When I read that teens were taking a viral challenge to eat detergent pods, my initial reaction was skepticism. Because that seems like the kind of thing a teenager should know not to do. As it turns out, however, this is really happening, and it is as confounding to parents as some of the other dangerous viral challenges we’ve seen in the past few years – like the viral challenge where kids were setting themselves on fire, or the Kylie Jenner lip challenge.
Cases Are on the Rise
While many parents are likely thinking, “No way will it affect my child,” the American Association of Poison Control Centers reported 39 calls for teens misusing laundry pods in the first 15 days of January 2018. In 2016, there were 39 reported cases of laundry pod misuse, and in 2017, 53 cases were reported, which means the number of cases seems to be escalating, even though it’s only a small percentage of the population.
If you don’t already know it, laundry pods are poisonous to consume. They are often comprised of products like ethanol, hydrogen peroxide, and other polymers that can do incredible damage to the mouth, stomach, and digestive system. Eating these cleaning agents can lead to seizures, pulmonary edema, respiratory arrest, or coma. If the components of these laundry pods are introduced to organs or the bloodstream, it could be fatal.
The Influence of Social Media
So how does something like this catch fire and spread to our homes and our families? Especially something that seems so obviously dangerous? It probably doesn’t come as a surprise that the “challenge” went viral as a YouTube phenomenon, like many other viral, albeit less harmful, challenges before it. Teens recorded themselves eating the laundry pods and then shared their reactions, which were obviously negative. YouTube was made aware of the situation after the challenge began to spread and has been working to take down any videos related to this challenge, but, as with anything that’s gone viral, the material is hard to contain. Even though there are several other laundry companies that offer detergent pods, Tide specifically seems to have taken the brunt of the negative press because the challenge is referred to as the “Tide Pod Challenge,” and the company has released statements echoing the same thing in this blog: Detergent pods are for laundry – do not eat them!
What to Look For
While it’s clearly not good for anyone to ingest a detergent pod, at least if a teen is the one who has eaten it, they can tell you and you can get them to a hospital, or at the very least, call the poison control center.
Teens aren’t the only ones who ingest the pods, although they seem to be the only population that intentionally ingests them while knowing what they are. Toddlers are another section of the population notorious for ingesting these detergent pods, but that lends more to the curious nature of children than anything else. Here are some symptoms to look for if you think your toddler or teen may have ingested a laundry pod:
- Severe vomiting
- Trouble breathing
- Burns to the skin and eyes
- Obvious pain in the area of the esophagus
If you notice any of these symptoms, call an ambulance immediately.

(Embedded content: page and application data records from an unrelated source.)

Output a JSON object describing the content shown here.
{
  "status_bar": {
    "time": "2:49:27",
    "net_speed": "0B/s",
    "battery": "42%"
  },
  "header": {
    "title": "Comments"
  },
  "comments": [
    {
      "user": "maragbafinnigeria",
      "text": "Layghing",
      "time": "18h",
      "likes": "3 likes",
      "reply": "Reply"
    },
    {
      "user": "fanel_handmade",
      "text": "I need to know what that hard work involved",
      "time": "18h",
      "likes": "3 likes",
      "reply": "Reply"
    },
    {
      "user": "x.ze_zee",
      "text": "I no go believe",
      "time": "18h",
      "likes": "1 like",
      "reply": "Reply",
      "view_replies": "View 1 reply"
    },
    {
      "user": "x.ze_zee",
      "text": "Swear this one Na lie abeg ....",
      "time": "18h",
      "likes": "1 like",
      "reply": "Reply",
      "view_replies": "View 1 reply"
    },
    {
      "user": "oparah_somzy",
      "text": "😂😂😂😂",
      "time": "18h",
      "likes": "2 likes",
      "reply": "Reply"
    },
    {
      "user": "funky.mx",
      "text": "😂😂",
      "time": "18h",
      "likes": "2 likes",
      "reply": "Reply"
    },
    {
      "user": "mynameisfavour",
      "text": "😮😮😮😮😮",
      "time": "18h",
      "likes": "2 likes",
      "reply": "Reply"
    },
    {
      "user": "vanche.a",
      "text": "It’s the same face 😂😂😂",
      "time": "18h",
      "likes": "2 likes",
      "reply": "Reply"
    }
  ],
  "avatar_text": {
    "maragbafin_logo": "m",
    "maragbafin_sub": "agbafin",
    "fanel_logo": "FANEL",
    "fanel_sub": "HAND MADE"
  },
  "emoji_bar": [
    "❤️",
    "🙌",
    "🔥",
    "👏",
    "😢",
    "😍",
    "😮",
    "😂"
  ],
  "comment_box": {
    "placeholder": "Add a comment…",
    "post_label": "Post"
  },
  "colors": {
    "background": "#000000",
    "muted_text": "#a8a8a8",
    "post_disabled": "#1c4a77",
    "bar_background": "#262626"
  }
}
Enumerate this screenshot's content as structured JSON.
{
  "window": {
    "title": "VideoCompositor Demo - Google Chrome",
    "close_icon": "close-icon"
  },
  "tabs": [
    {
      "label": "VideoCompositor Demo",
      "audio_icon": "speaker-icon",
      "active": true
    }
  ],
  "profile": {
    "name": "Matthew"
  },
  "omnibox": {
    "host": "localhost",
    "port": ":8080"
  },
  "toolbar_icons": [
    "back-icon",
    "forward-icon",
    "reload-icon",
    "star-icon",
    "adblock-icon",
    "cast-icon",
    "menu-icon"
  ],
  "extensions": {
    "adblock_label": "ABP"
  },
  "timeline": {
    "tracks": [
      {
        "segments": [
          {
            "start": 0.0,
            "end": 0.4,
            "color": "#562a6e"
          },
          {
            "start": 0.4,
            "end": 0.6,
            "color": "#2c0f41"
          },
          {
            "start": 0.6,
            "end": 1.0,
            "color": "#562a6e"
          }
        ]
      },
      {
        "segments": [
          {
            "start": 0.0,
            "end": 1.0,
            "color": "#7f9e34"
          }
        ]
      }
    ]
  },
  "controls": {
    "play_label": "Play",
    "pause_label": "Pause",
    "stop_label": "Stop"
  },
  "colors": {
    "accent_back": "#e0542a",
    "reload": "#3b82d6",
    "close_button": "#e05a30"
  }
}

Dr. Jennifer Lai is a board-certified pediatrician at Kelsey-Seybold’s Spring Medical and Diagnostic Center. She’s accepting appointments for kids of all ages. Her clinical interests include general Pediatrics, newborns, autism, and obesity.